Despite the best intentions, I’ve only managed to outline a few chapters of Destiny. Most of my time has been (avoiding) packing up for a move later this week, and all the nostalgia that entails. I’ve lived here nearly five years, it was my first real home with my husband, and I’m leaving that behind. This will be a good change, but leaving things behind isn’t often easy.
My move on the 10th still gives me plenty of time to hammer out my outline. Once I get settled in, I plan to dedicate 90% of my free time to getting it done (I still have to leave myself a small percentage for socializing, quiet time, baths, etc.) so that come November 1st, I’m ready to start at a run. I can see myself taking my laptop with me everywhere in the house, outlining in the dining room, the basement, on the front porch on less cold days.
It will be good not to be chained to my desk, to have a change of scenery. I’m mostly ready. My desk is a mess, I’ve got to organize things and probably chuck most of it out.
When I was in seventh grade, I had an English teacher with a full bookshelf, who encouraged me to borrow from it and read voraciously in addition to my assigned reading for class. One of the first books I borrowed from her was Sabriel by Garth Nix, which quickly lodged itself in my heart and became one of my all-time favorites. I adore the protagonist, the realistically-painted world, the limitations of the magic within, and the fact that necromancers use a series of seven bells to control the Dead. Bells. Genius.
I reread Sabriel at least once a year, and quite often the two sequels Lirael and Abhorsen. Finally, after many years of there being nothing new in the Old Kingdom, Clariel is coming.
This forthcoming novel is a prequel to the others, taking place some few hundred years before the events of Sabriel. Here’s the blurb:
Sixteen-year-old Clariel is not adjusting well to her new life in the city of Belisaere, the capital of the Old Kingdom. She misses roaming freely within the forests of Estwael, and she feels trapped within the stone city walls. And in Belisaere she is forced to follow the plans, plots and demands of everyone, from her parents to her maid, to the sinister Guildmaster Kilip. Clariel can see her freedom slipping away. It seems too that the city itself is descending into chaos, as the ancient rules binding Abhorsen, King and Clayr appear to be disintegrating.
With the discovery of a dangerous Free Magic creature loose in the city, Clariel is given the chance both to prove her worth and make her escape. But events spin rapidly out of control. Clariel finds herself more trapped than ever, until help comes from an unlikely source. But the help comes at a terrible cost. Clariel must question the motivations and secret hearts of everyone around her – and it is herself she must question most of all.
I’m greatly looking forward to it, and have already preordered it for my Kobo.
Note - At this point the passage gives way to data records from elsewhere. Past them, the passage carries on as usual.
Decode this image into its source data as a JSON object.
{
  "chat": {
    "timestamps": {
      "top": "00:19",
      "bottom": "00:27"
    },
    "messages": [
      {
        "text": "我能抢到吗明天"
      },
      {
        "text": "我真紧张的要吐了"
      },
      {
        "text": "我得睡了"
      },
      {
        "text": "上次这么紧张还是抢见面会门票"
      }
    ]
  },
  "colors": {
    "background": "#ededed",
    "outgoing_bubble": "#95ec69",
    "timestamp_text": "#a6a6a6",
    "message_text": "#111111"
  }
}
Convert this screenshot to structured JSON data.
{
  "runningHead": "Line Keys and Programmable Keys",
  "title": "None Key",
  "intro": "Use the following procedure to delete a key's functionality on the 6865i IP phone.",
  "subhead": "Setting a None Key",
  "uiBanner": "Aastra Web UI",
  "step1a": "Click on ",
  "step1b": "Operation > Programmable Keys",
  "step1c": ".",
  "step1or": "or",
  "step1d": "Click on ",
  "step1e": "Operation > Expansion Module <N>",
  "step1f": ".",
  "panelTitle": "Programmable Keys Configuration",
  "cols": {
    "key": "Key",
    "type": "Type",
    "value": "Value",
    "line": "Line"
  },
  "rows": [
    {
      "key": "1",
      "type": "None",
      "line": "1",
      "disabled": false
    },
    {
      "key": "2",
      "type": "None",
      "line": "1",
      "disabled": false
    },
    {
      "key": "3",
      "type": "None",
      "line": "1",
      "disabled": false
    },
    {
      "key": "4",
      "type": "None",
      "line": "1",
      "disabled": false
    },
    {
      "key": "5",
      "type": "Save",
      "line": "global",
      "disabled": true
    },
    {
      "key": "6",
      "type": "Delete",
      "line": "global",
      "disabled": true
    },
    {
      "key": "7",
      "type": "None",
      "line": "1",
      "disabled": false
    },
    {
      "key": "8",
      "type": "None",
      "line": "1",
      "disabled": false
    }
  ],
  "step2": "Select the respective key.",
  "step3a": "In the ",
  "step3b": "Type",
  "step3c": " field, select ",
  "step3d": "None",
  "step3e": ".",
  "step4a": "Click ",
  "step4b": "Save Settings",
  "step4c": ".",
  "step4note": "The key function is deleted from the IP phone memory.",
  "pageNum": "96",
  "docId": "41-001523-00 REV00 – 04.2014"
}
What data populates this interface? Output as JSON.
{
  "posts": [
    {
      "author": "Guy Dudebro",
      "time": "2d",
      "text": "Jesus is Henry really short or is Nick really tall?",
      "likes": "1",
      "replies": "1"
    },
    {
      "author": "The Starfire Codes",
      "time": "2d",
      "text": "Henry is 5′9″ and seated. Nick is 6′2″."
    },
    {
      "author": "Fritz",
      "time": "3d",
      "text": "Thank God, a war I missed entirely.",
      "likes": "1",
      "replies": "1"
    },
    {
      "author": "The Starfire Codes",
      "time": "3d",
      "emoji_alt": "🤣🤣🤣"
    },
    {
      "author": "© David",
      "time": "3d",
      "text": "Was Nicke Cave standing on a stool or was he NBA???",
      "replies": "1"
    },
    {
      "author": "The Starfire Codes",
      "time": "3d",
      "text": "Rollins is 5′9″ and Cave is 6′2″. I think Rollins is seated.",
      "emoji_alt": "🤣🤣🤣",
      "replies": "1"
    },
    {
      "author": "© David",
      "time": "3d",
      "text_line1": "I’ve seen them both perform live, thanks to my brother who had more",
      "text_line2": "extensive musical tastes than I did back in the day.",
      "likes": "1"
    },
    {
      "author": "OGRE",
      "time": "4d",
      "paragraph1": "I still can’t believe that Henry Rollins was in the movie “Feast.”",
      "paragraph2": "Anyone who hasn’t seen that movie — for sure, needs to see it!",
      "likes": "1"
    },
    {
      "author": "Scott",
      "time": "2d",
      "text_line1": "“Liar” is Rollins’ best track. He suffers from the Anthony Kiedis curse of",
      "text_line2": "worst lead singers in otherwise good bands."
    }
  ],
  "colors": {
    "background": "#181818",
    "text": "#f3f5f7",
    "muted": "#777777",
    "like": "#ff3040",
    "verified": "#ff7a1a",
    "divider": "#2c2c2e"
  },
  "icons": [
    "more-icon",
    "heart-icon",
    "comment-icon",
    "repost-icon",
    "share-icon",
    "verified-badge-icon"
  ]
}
It comes out October 14, and I can’t wait to go back to the Old Kingdom.
D. Emery Bunn was one of the first bloggers to follow me, and I have long enjoyed his posts on writing and editing. In just a few days, he is releasing his first book, Darkness Concealed:
50 years ago, the dawn did not come. Again. Everyone in Telthan knew it would happen. Monsters roamed the land, killing virtually everyone in their path, laying waste to anything in their way. Only a precious few survived to rebuild the wreckage of civilization, just like last time. No one questions the Darkening. Not even the children.
That is, until four strangers set off in search of answers, braving a forbidden city, a forgotten library, and foreboding mountains for the truth that has to exist. But the past does not give up its secrets easily, and the truth is far darker than the blackest night.
It’s already available for preorder on Amazon and Kobo, which makes me very happy; I’ve noticed that some indie authors neglect Kobo, which is a shame.
Congratulations to D. Emery Bunn for getting your work out there! Darkness Concealed is available September 23, and I greatly look forward to reading it!